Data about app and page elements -
++++++++++++++++++++

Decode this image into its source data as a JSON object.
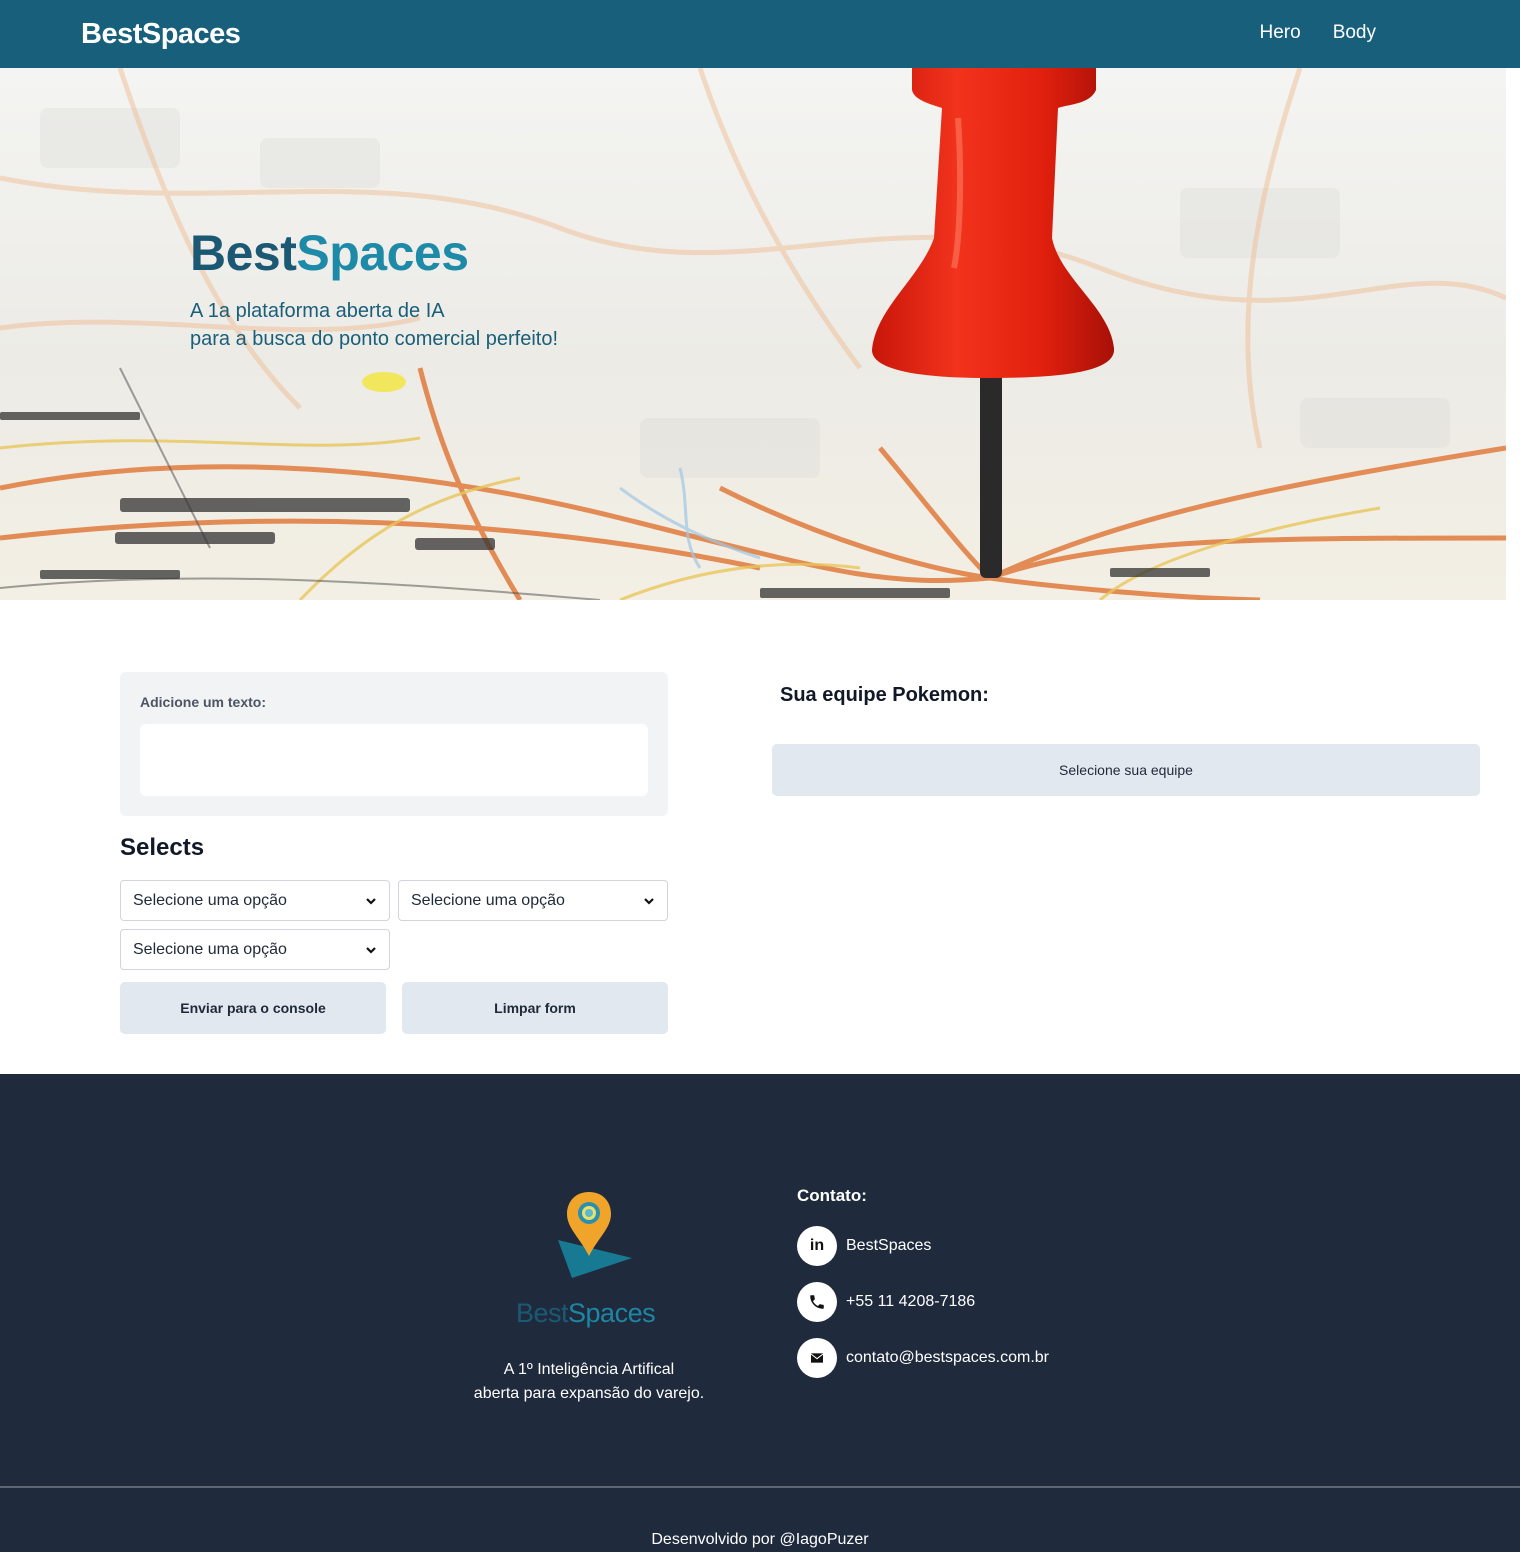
{
  "header": {
    "brand": "BestSpaces",
    "nav": [
      {
        "label": "Hero"
      },
      {
        "label": "Body"
      }
    ]
  },
  "hero": {
    "title_part1": "Best",
    "title_part2": "Spaces",
    "subtitle_line1": "A 1a plataforma aberta de IA",
    "subtitle_line2": "para a busca do ponto comercial perfeito!"
  },
  "form": {
    "text_label": "Adicione um texto:",
    "text_value": "",
    "selects_title": "Selects",
    "selects": [
      {
        "value": "Selecione uma opção"
      },
      {
        "value": "Selecione uma opção"
      },
      {
        "value": "Selecione uma opção"
      }
    ],
    "send_button": "Enviar para o console",
    "clear_button": "Limpar form"
  },
  "team": {
    "title": "Sua equipe Pokemon:",
    "button": "Selecione sua equipe"
  },
  "footer": {
    "logo_part1": "Best",
    "logo_part2": "Spaces",
    "tagline_line1": "A 1º Inteligência Artifical",
    "tagline_line2": "aberta para expansão do varejo.",
    "contact_title": "Contato:",
    "contacts": [
      {
        "icon": "linkedin-icon",
        "glyph": "in",
        "text": "BestSpaces"
      },
      {
        "icon": "phone-icon",
        "glyph": "",
        "text": "+55 11 4208-7186"
      },
      {
        "icon": "mail-icon",
        "glyph": "",
        "text": "contato@bestspaces.com.br"
      }
    ],
    "credits": "Desenvolvido por @IagoPuzer"
  },
  "colors": {
    "header_bg": "#185f7b",
    "brand_dark": "#1b5874",
    "brand_light": "#1d8aa8",
    "footer_bg": "#1f2a3d",
    "button_bg": "#e2e8f0",
    "pin_red": "#e8200f",
    "logo_orange": "#f0a52a"
  }
}
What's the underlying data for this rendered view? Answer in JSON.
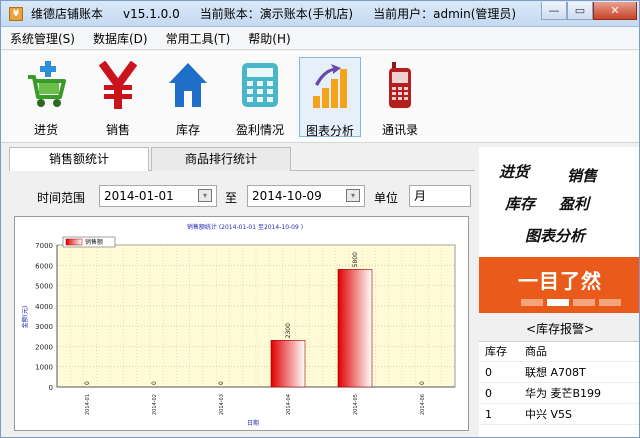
{
  "titlebar": {
    "app_name": "维德店铺账本",
    "version": "v15.1.0.0",
    "account": "当前账本：演示账本(手机店)",
    "user": "当前用户：admin(管理员)",
    "minimize": "—",
    "maximize": "▭",
    "close": "✕"
  },
  "menu": [
    "系统管理(S)",
    "数据库(D)",
    "常用工具(T)",
    "帮助(H)"
  ],
  "toolbar": [
    {
      "label": "进货",
      "icon": "cart-add-icon"
    },
    {
      "label": "销售",
      "icon": "yen-icon"
    },
    {
      "label": "库存",
      "icon": "house-icon"
    },
    {
      "label": "盈利情况",
      "icon": "calculator-icon"
    },
    {
      "label": "图表分析",
      "icon": "bar-chart-icon"
    },
    {
      "label": "通讯录",
      "icon": "mobile-phone-icon"
    }
  ],
  "tabs": [
    {
      "label": "销售额统计",
      "active": true
    },
    {
      "label": "商品排行统计",
      "active": false
    }
  ],
  "filters": {
    "range_label": "时间范围",
    "start_date": "2014-01-01",
    "to_label": "至",
    "end_date": "2014-10-09",
    "unit_label": "单位",
    "unit_value": "月"
  },
  "chart_data": {
    "type": "bar",
    "title": "销售额统计 (2014-01-01 至2014-10-09 )",
    "xlabel": "日期",
    "ylabel": "金额(元)",
    "ylim": [
      0,
      7000
    ],
    "yticks": [
      0,
      1000,
      2000,
      3000,
      4000,
      5000,
      6000,
      7000
    ],
    "categories": [
      "2014-01",
      "2014-02",
      "2014-03",
      "2014-04",
      "2014-05",
      "2014-06"
    ],
    "series": [
      {
        "name": "销售额",
        "values": [
          0,
          0,
          0,
          2300,
          5800,
          0
        ]
      }
    ],
    "data_labels": [
      "0",
      "0",
      "0",
      "2300",
      "5800",
      "0"
    ],
    "legend": "top-left",
    "grid": true,
    "colors": {
      "bar_dark": "#e00000",
      "bar_light": "#ffffff",
      "plot_bg": "#fffbd6"
    }
  },
  "promo": {
    "words": [
      "进货",
      "销售",
      "库存",
      "盈利",
      "图表分析"
    ],
    "slogan": "一目了然",
    "band_color": "#e95a1b"
  },
  "stock": {
    "title": "<库存报警>",
    "headers": [
      "库存",
      "商品"
    ],
    "rows": [
      {
        "qty": "0",
        "name": "联想 A708T"
      },
      {
        "qty": "0",
        "name": "华为 麦芒B199"
      },
      {
        "qty": "1",
        "name": "中兴 V5S"
      }
    ]
  }
}
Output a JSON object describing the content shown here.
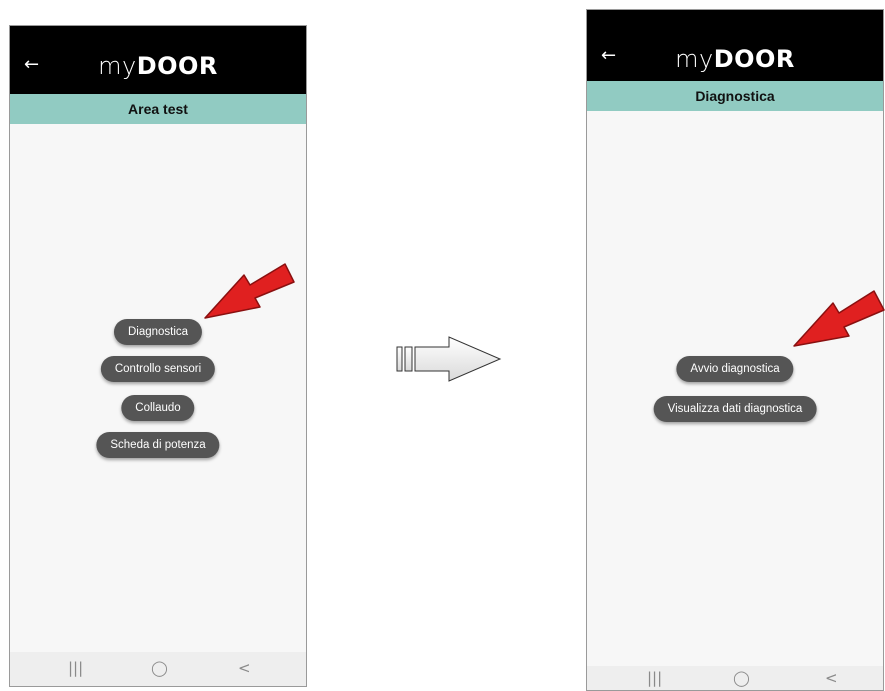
{
  "brand": {
    "my": "my",
    "door": "DOOR"
  },
  "left_screen": {
    "title": "Area test",
    "buttons": [
      "Diagnostica",
      "Controllo sensori",
      "Collaudo",
      "Scheda di potenza"
    ]
  },
  "right_screen": {
    "title": "Diagnostica",
    "buttons": [
      "Avvio diagnostica",
      "Visualizza dati diagnostica"
    ]
  },
  "nav_glyphs": {
    "recents": "|||",
    "home": "◯",
    "back": "<"
  },
  "icons": {
    "back": "arrow-left-icon",
    "transition": "arrow-right-icon",
    "pointer": "red-arrow-icon"
  },
  "colors": {
    "header": "#000000",
    "subheader": "#91cbc2",
    "button": "#555555",
    "arrow_red": "#e02020"
  }
}
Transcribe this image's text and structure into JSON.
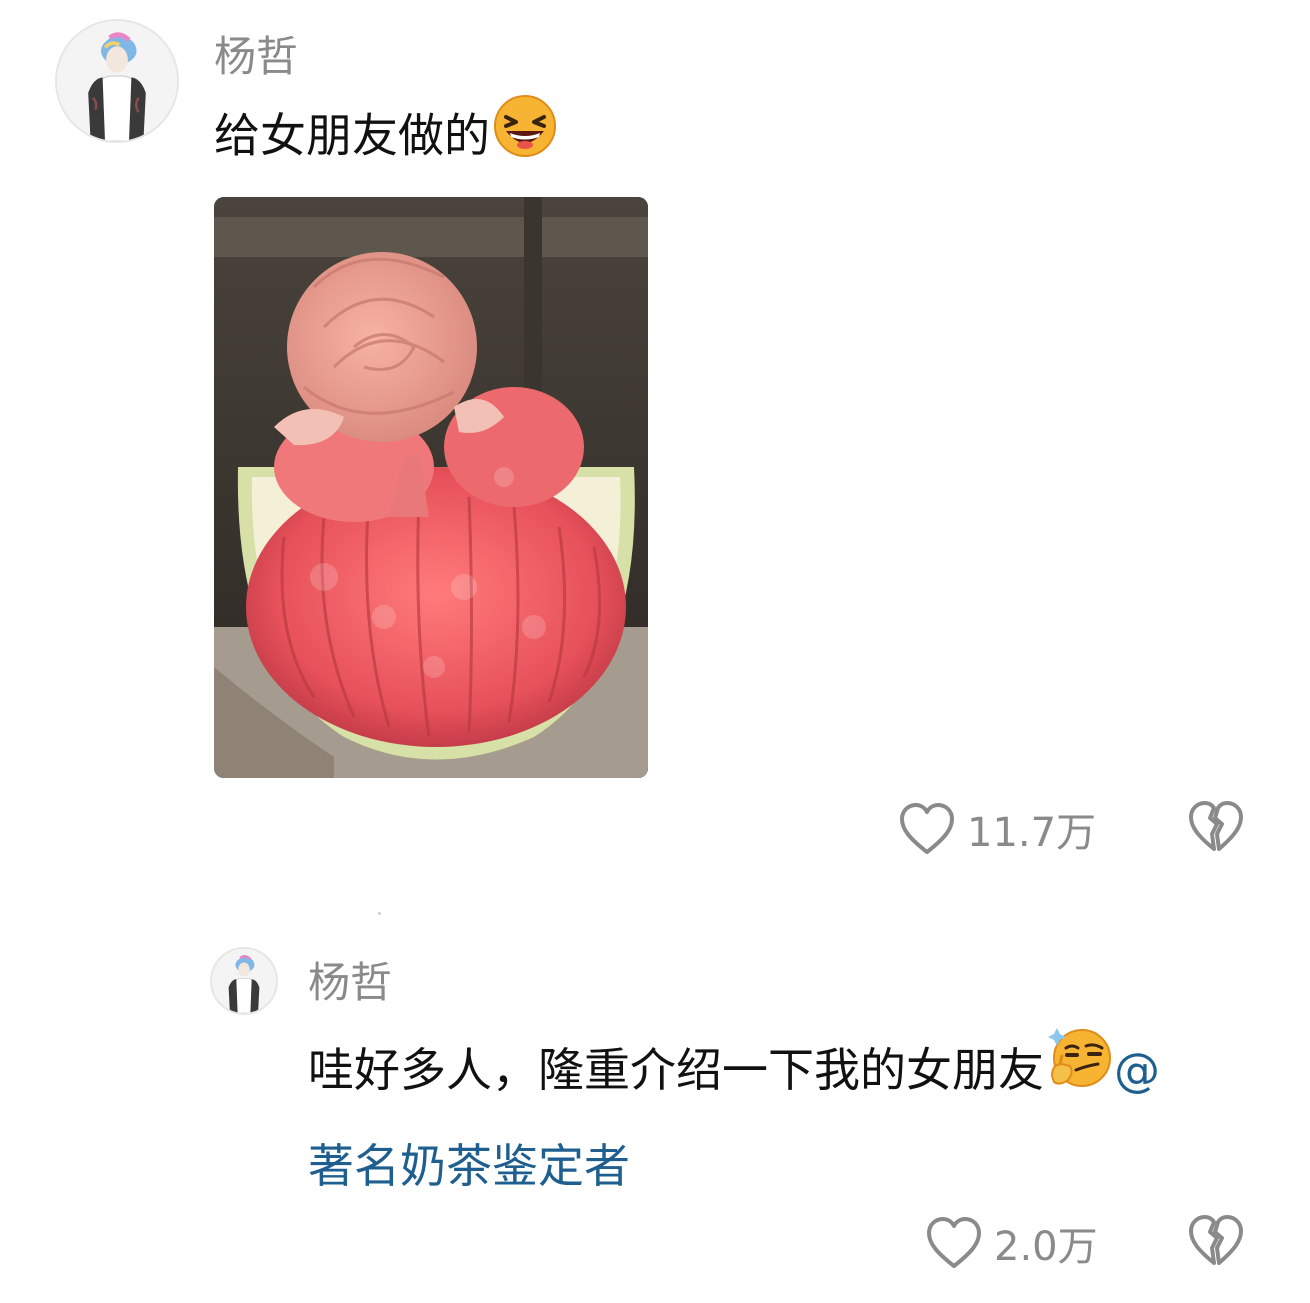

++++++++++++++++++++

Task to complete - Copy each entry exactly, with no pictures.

Output for this task -
Decode this image into its source data as a JSON object.
{
  "header": {
    "brand": "BestSpaces",
    "nav": [
      {
        "label": "Hero"
      },
      {
        "label": "Body"
      }
    ]
  },
  "hero": {
    "title_part1": "Best",
    "title_part2": "Spaces",
    "subtitle_line1": "A 1a plataforma aberta de IA",
    "subtitle_line2": "para a busca do ponto comercial perfeito!"
  },
  "form": {
    "text_label": "Adicione um texto:",
    "text_value": "",
    "selects_title": "Selects",
    "selects": [
      {
        "value": "Selecione uma opção"
      },
      {
        "value": "Selecione uma opção"
      },
      {
        "value": "Selecione uma opção"
      }
    ],
    "send_button": "Enviar para o console",
    "clear_button": "Limpar form"
  },
  "team": {
    "title": "Sua equipe Pokemon:",
    "button": "Selecione sua equipe"
  },
  "footer": {
    "logo_part1": "Best",
    "logo_part2": "Spaces",
    "tagline_line1": "A 1º Inteligência Artifical",
    "tagline_line2": "aberta para expansão do varejo.",
    "contact_title": "Contato:",
    "contacts": [
      {
        "icon": "linkedin-icon",
        "glyph": "in",
        "text": "BestSpaces"
      },
      {
        "icon": "phone-icon",
        "glyph": "",
        "text": "+55 11 4208-7186"
      },
      {
        "icon": "mail-icon",
        "glyph": "",
        "text": "contato@bestspaces.com.br"
      }
    ],
    "credits": "Desenvolvido por @IagoPuzer"
  },
  "colors": {
    "header_bg": "#185f7b",
    "brand_dark": "#1b5874",
    "brand_light": "#1d8aa8",
    "footer_bg": "#1f2a3d",
    "button_bg": "#e2e8f0",
    "pin_red": "#e8200f",
    "logo_orange": "#f0a52a"
  }
}
What's the underlying data for this rendered view? Answer in JSON.
{
  "titlebar": {
    "app_name": "维德店铺账本",
    "version": "v15.1.0.0",
    "account": "当前账本：演示账本(手机店)",
    "user": "当前用户：admin(管理员)",
    "minimize": "—",
    "maximize": "▭",
    "close": "✕"
  },
  "menu": [
    "系统管理(S)",
    "数据库(D)",
    "常用工具(T)",
    "帮助(H)"
  ],
  "toolbar": [
    {
      "label": "进货",
      "icon": "cart-add-icon"
    },
    {
      "label": "销售",
      "icon": "yen-icon"
    },
    {
      "label": "库存",
      "icon": "house-icon"
    },
    {
      "label": "盈利情况",
      "icon": "calculator-icon"
    },
    {
      "label": "图表分析",
      "icon": "bar-chart-icon"
    },
    {
      "label": "通讯录",
      "icon": "mobile-phone-icon"
    }
  ],
  "tabs": [
    {
      "label": "销售额统计",
      "active": true
    },
    {
      "label": "商品排行统计",
      "active": false
    }
  ],
  "filters": {
    "range_label": "时间范围",
    "start_date": "2014-01-01",
    "to_label": "至",
    "end_date": "2014-10-09",
    "unit_label": "单位",
    "unit_value": "月"
  },
  "chart_data": {
    "type": "bar",
    "title": "销售额统计 (2014-01-01 至2014-10-09 )",
    "xlabel": "日期",
    "ylabel": "金额(元)",
    "ylim": [
      0,
      7000
    ],
    "yticks": [
      0,
      1000,
      2000,
      3000,
      4000,
      5000,
      6000,
      7000
    ],
    "categories": [
      "2014-01",
      "2014-02",
      "2014-03",
      "2014-04",
      "2014-05",
      "2014-06"
    ],
    "series": [
      {
        "name": "销售额",
        "values": [
          0,
          0,
          0,
          2300,
          5800,
          0
        ]
      }
    ],
    "data_labels": [
      "0",
      "0",
      "0",
      "2300",
      "5800",
      "0"
    ],
    "legend": "top-left",
    "grid": true,
    "colors": {
      "bar_dark": "#e00000",
      "bar_light": "#ffffff",
      "plot_bg": "#fffbd6"
    }
  },
  "promo": {
    "words": [
      "进货",
      "销售",
      "库存",
      "盈利",
      "图表分析"
    ],
    "slogan": "一目了然",
    "band_color": "#e95a1b"
  },
  "stock": {
    "title": "<库存报警>",
    "headers": [
      "库存",
      "商品"
    ],
    "rows": [
      {
        "qty": "0",
        "name": "联想 A708T"
      },
      {
        "qty": "0",
        "name": "华为 麦芒B199"
      },
      {
        "qty": "1",
        "name": "中兴 V5S"
      }
    ]
  }
}
Output a JSON object describing the content shown here.
{
  "brand": {
    "my": "my",
    "door": "DOOR"
  },
  "left_screen": {
    "title": "Area test",
    "buttons": [
      "Diagnostica",
      "Controllo sensori",
      "Collaudo",
      "Scheda di potenza"
    ]
  },
  "right_screen": {
    "title": "Diagnostica",
    "buttons": [
      "Avvio diagnostica",
      "Visualizza dati diagnostica"
    ]
  },
  "nav_glyphs": {
    "recents": "|||",
    "home": "◯",
    "back": "<"
  },
  "icons": {
    "back": "arrow-left-icon",
    "transition": "arrow-right-icon",
    "pointer": "red-arrow-icon"
  },
  "colors": {
    "header": "#000000",
    "subheader": "#91cbc2",
    "button": "#555555",
    "arrow_red": "#e02020"
  }
}
Transcribe this image's text and structure into JSON.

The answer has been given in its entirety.